- Work to be completed
The answer must be every line below that holds the word "abiertas".

------------------------------------------------------------

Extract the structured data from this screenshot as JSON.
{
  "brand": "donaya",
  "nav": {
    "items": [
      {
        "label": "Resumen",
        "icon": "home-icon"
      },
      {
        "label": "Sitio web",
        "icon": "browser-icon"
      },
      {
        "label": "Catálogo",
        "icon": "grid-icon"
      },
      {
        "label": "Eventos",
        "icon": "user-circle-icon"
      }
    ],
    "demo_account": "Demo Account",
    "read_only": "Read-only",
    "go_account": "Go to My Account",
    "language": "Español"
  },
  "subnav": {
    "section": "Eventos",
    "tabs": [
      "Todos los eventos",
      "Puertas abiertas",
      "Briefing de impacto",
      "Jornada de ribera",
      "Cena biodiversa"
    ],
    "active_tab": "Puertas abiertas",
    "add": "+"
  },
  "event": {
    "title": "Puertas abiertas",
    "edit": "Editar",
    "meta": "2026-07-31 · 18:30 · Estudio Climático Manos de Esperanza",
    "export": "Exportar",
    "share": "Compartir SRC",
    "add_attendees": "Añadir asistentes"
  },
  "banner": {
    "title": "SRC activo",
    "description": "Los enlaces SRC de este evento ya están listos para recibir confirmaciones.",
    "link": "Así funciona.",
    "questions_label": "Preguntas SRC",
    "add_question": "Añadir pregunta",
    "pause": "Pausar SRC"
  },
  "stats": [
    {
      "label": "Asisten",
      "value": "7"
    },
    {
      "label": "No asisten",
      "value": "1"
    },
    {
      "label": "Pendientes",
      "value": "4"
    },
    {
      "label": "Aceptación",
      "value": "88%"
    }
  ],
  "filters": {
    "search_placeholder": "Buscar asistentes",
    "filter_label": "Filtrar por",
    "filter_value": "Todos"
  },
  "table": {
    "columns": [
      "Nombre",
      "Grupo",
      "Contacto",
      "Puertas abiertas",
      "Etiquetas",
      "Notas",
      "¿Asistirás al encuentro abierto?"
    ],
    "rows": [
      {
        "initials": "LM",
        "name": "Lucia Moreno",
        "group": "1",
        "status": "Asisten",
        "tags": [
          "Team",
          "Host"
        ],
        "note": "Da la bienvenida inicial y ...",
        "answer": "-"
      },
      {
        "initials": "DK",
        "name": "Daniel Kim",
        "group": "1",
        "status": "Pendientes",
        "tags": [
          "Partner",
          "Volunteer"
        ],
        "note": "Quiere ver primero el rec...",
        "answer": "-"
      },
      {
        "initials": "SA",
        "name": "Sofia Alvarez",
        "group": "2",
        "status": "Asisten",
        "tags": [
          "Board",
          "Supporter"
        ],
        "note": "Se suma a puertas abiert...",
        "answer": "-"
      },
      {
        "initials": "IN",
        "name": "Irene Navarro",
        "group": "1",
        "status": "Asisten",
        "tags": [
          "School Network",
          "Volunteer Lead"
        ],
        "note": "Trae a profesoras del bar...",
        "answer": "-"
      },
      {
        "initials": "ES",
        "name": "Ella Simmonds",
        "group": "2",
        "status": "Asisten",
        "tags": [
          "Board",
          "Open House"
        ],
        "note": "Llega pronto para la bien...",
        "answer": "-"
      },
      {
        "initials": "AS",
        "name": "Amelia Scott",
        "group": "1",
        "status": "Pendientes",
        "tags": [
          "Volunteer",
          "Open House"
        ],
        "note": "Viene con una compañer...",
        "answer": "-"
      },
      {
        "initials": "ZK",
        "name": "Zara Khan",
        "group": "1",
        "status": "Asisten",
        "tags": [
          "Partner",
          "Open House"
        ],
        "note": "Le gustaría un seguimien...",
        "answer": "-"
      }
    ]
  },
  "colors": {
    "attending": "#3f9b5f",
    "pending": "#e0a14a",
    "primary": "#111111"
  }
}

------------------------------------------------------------

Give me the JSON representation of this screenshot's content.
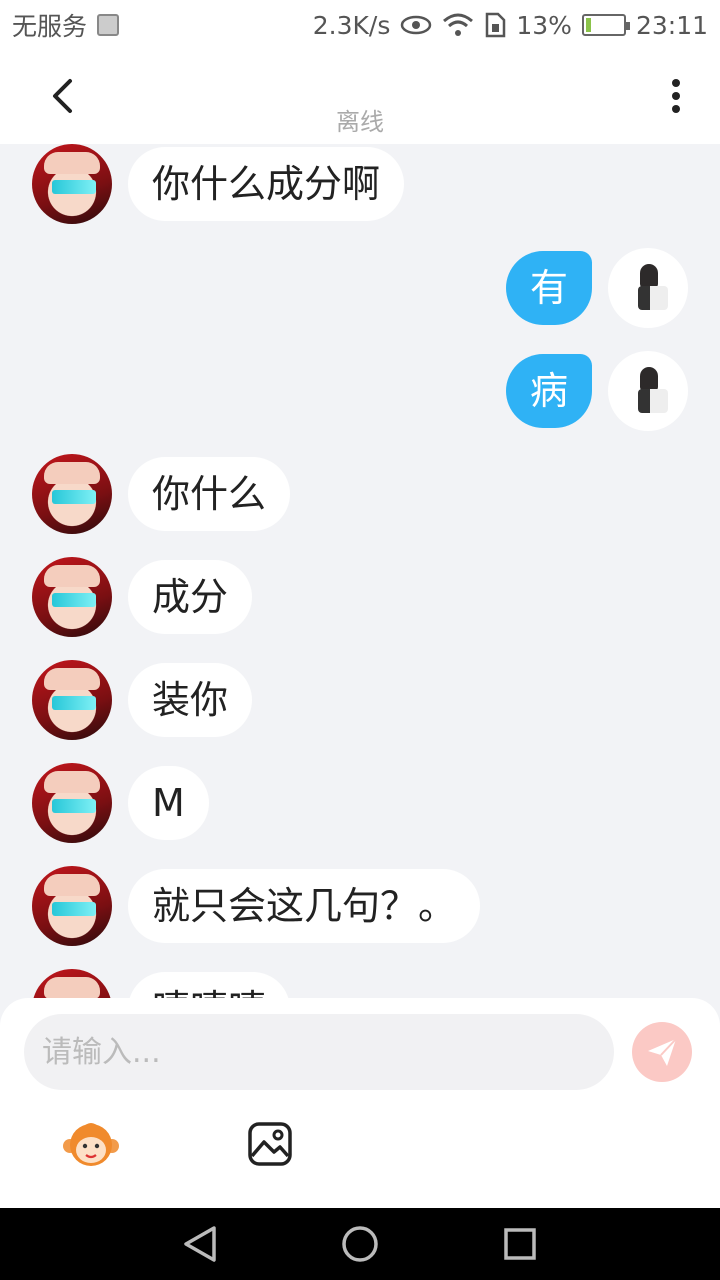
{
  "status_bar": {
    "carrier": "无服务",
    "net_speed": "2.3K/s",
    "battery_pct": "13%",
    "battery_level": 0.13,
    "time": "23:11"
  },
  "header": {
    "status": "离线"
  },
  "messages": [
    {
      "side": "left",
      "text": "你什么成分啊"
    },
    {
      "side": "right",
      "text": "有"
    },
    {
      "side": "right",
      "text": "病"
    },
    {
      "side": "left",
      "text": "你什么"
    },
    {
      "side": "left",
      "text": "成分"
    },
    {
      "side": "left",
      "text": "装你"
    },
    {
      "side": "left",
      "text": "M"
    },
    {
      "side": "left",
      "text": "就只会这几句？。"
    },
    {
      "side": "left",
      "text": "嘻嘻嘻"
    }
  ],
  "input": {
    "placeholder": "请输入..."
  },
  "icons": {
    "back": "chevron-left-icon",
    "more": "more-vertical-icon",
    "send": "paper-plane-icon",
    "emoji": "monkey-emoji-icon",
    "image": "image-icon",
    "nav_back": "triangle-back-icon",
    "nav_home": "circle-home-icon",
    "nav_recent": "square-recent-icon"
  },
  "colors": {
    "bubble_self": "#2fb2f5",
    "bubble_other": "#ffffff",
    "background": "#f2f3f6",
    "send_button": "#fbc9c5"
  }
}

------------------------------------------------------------

- Solved exercise
      "Puertas abiertas",
    "active_tab": "Puertas abiertas",
    "title": "Puertas abiertas",
      "Puertas abiertas",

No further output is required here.